Thursday 6th May 2010


SPITFIRES TO JAGUARS AT CASTLE BROMWICH

The factory building Jaguar's new XJ has an illustrious past



Since 2000, visitors to Jaguar's facility at Castle Bromwich have been confronted by a stunning reminder of the plant's WW11 history, when the Sentinel sculpture was installed on a roundabout near the factory gates.

When PH visited the new XJ production line we couldn't resist nicking a copy of a Jaguar Heritage publication entitled Spitfires to Jaguars which details this period in the plant's history. Authored by Fran├žois Prins, and with terrific archive pics, we thought some of you might enjoy an edited version to gear you up for VE Day. Chocks away, chaps!

Spitfires To Jaguars:


In 1934 Prime Minister Stanley Baldwin announced measures to rearm and expand the Royal Air Force (RAF), and one of these was to increase military aircraft production.

It wasn't until 1938 that work started on the Morris Motors Spitfire factory at Castle Bromwich, when 1,000 Spitfires were ordered. By the time war was declared on September 3, 1939, the factory had 2,815 employees.

The Spitfire had by then been redesigned by Supermarine Chief Designer Joseph Smith to enable it to be put into mass production, and recruitment was increased. By the end of September the workforce numbered 6,235 men and women, however the factory was yet to produce its first complete Spitfire.

As a result Lord Beaverbrook, Minister of Aircraft Production, took over control from Morris Motors and appointed Vickers-Armstrong to take over the factory.


Vickers owned Supermarine and had some knowledge about aircraft production, so the first Castle Bromwich aircraft was handed over to the Air Ministry as a Spitfire Mk. IIA (P7280) for trials at Boscombe Down in June 1940.
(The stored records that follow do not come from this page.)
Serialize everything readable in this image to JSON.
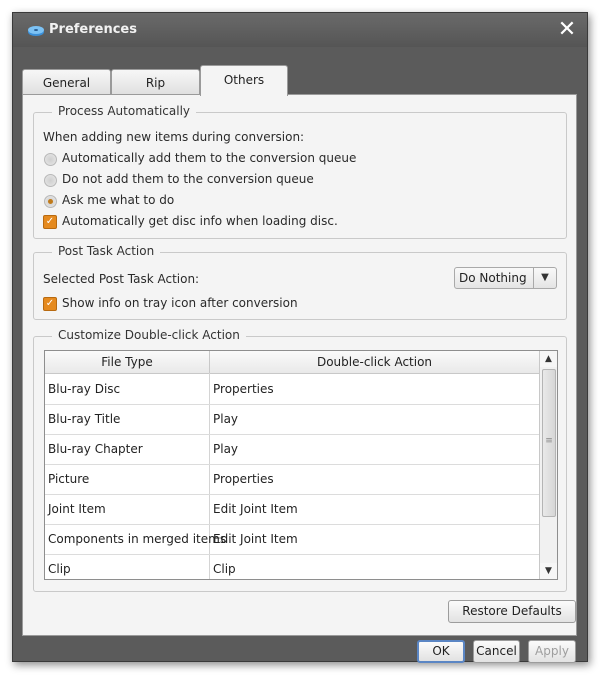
{
  "window": {
    "title": "Preferences"
  },
  "tabs": [
    {
      "label": "General"
    },
    {
      "label": "Rip"
    },
    {
      "label": "Others"
    }
  ],
  "process_group": {
    "legend": "Process Automatically",
    "intro": "When adding new items during conversion:",
    "options": [
      {
        "label": "Automatically add them to the conversion queue",
        "selected": false
      },
      {
        "label": "Do not add them to the conversion queue",
        "selected": false
      },
      {
        "label": "Ask me what to do",
        "selected": true
      }
    ],
    "disc_info_checkbox": {
      "label": "Automatically get disc info when loading disc.",
      "checked": true
    }
  },
  "post_task_group": {
    "legend": "Post Task Action",
    "selected_label": "Selected Post Task Action:",
    "selected_value": "Do Nothing",
    "tray_checkbox": {
      "label": "Show info on tray icon after conversion",
      "checked": true
    }
  },
  "double_click_group": {
    "legend": "Customize Double-click Action",
    "columns": [
      "File Type",
      "Double-click Action"
    ],
    "rows": [
      [
        "Blu-ray Disc",
        "Properties"
      ],
      [
        "Blu-ray Title",
        "Play"
      ],
      [
        "Blu-ray Chapter",
        "Play"
      ],
      [
        "Picture",
        "Properties"
      ],
      [
        "Joint Item",
        "Edit Joint Item"
      ],
      [
        "Components in merged items",
        "Edit Joint Item"
      ],
      [
        "Clip",
        "Clip"
      ]
    ]
  },
  "buttons": {
    "restore_defaults": "Restore Defaults",
    "ok": "OK",
    "cancel": "Cancel",
    "apply": "Apply"
  },
  "colors": {
    "accent": "#e58a1f",
    "titlebar": "#5b5b5b",
    "focus": "#5b86c4"
  }
}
The trials were a success and production was stepped up. By the end of September 1940, 125 Spitfires had been built, test flown and delivered.
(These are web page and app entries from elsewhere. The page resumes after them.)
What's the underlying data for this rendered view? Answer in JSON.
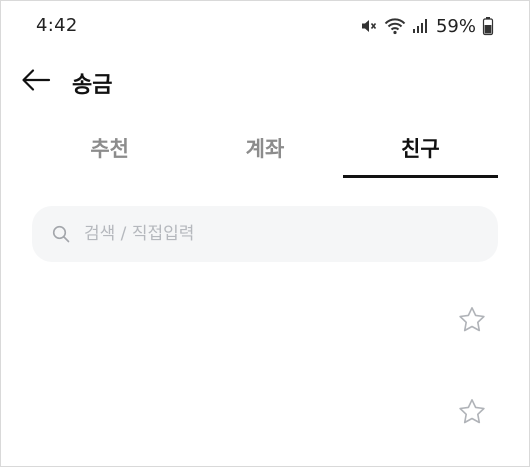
{
  "status_bar": {
    "time": "4:42",
    "battery_percent": "59%",
    "icons": [
      "mute-icon",
      "wifi-icon",
      "signal-icon",
      "battery-icon"
    ]
  },
  "app_bar": {
    "title": "송금",
    "back_icon": "arrow-left-icon"
  },
  "tabs": [
    {
      "label": "추천",
      "active": false
    },
    {
      "label": "계좌",
      "active": false
    },
    {
      "label": "친구",
      "active": true
    }
  ],
  "search": {
    "placeholder": "검색 / 직접입력",
    "value": ""
  },
  "friends": [
    {
      "name": "",
      "favorite": false
    },
    {
      "name": "",
      "favorite": false
    }
  ],
  "colors": {
    "text": "#111111",
    "inactive_tab": "#8c8c8c",
    "search_bg": "#f5f6f7",
    "placeholder": "#b5b8bd",
    "star_outline": "#b0b3b8"
  }
}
Production continued with the Spitfire Mk. II until June 1941 when the Mk. V, powered by the more powerful Rolls-Royce Merlin 45 engine, replaced it on the line. A month later Castle Bromwich delivered their 1,000th Spitfire, fulfilling the original contract. Mk. V production continued throughout 1942 with the Merlin 65 engined Spitfire Mk. IX taking over in 1943.

Lancaster Production
Bomber production at Castle Bromwich was decided on in the early stages of construction and in September 1941 the Air Ministry placed an order for 200 Avro Lancaster Mk. I aircraft. Progress was slow, as the aircraft was far more labour-intensive than the Spitfire.
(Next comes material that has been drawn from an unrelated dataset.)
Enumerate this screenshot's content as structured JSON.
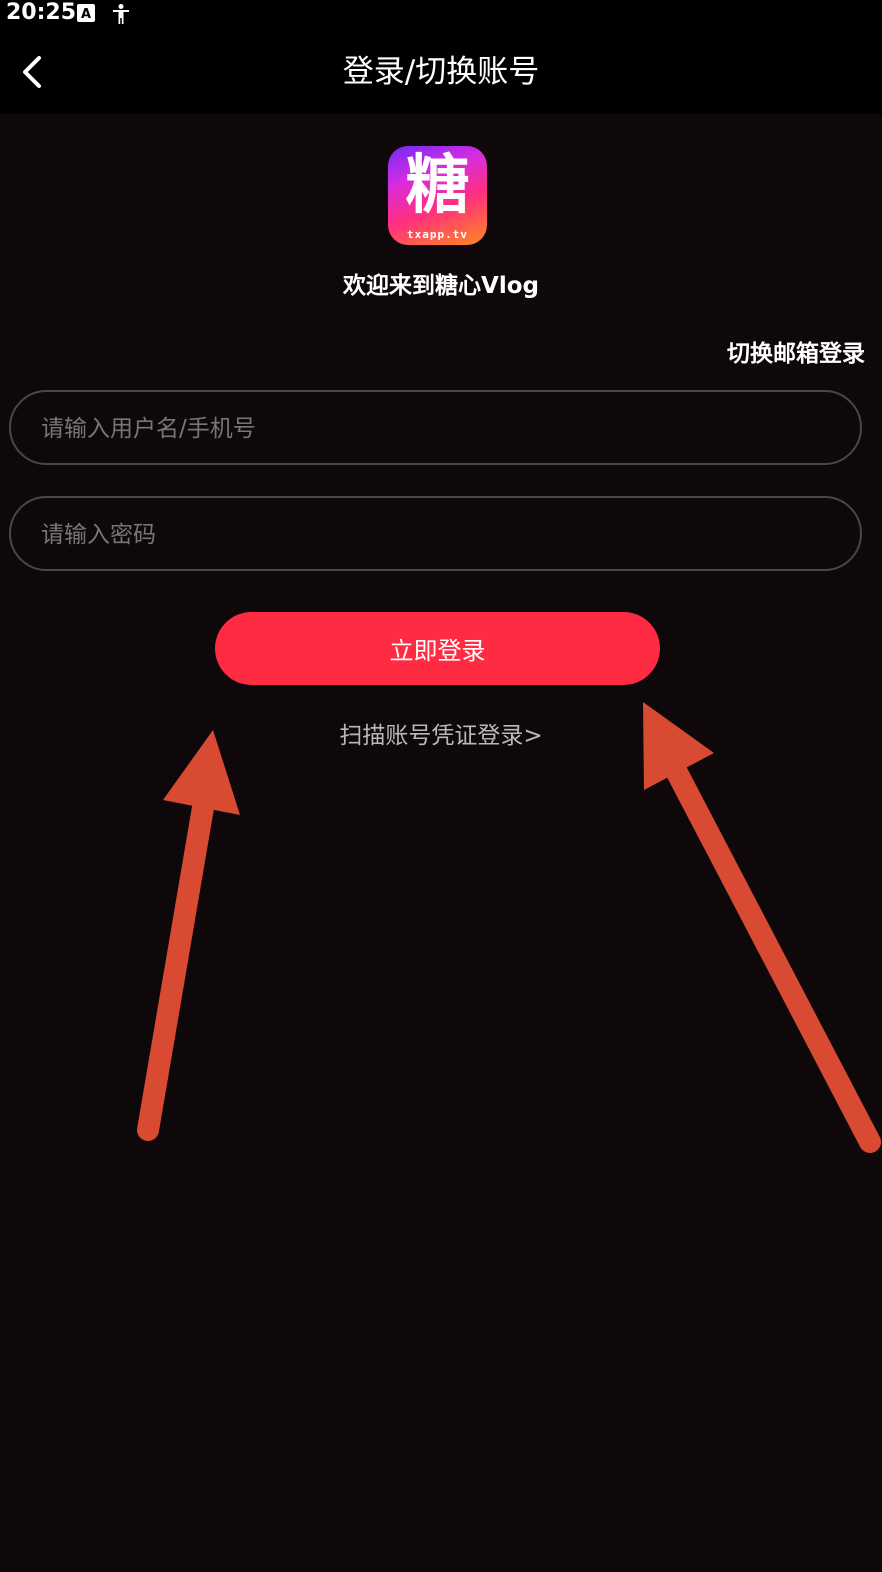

In October 22, 1943, HK535, the first Lancaster to be fully manufactured at Castle Bromwich, took off from the airfield. Production was slow to get going and only eight Lancasters were completed by the end of that year.

At the end of 1943 the workforce had risen to 15,854 people working non-stop on the production of Lancasters and Spitfire Mk. IXs, and later the Rolls-Royce-Packard-Merlin XVI engine. Production was running at over 300 Spitfires a month at this time.

Castle Bromwich was in full swing at the time of VE day, and production was slowed down. Many orders for aircraft were cancelled and the last Spitfire, a Mk 22 (PK614) was flown on November 30, 1945. The complex was closed officially on March 31, 1946.

After the war, the site was taken over by Fisher and Ludlow, a local manufacturer of sheet metal products. They were responsible for manufacturing many car body shells, largely for Standard-Triumph, and also for the new Morris Minor. Most of these were exported, as overseas sales were paramount to fill Britain's lean coffers following six years of war.

In 1953 Fisher and Ludlow became part of the British Motor Corporation (BMC), and two years later BMC disappeared into the British Leyland Group (BL) and Pressed Steel was merged with Fisher and Ludlow to become Pressed Steel Fisher, which assumed control of Castle Bromwich.


Jaguar Cars Ltd took over control of the site on 28th July 1980, and continued production of the XJS sports and XJ saloon models, which were assembled and painted, before being taken to the plant at Browns Lane for final assembly.

In the years under Jaguar, Castle Bromwich was fully operational and completely refurbished, and when Ford took over Jaguar further investment was made to modernise the plant. A completely new assembly line was put in and further updating of the plant was carried out for production of the S-Type, which was unveiled in 1998.


In the wings were plans for more automation and new build techniques using aerospace technology. These methods, which have totally changed the manner in which Jaguar cars are manufactured, represented a major investment in the plant. First used on the 2003 Jaguar XJ saloon, the technology has now been extended to include the current range of Jaguar models that are built at Castle Bromwich, the latest of which is the new XJ saloon.

Exact figures of aircraft manufactured at Castle Bromwich are not known, but it is estimated that 305 Lancasters and 11,780 Spitfires were built between 1940 and 1946.

Author: Chris-R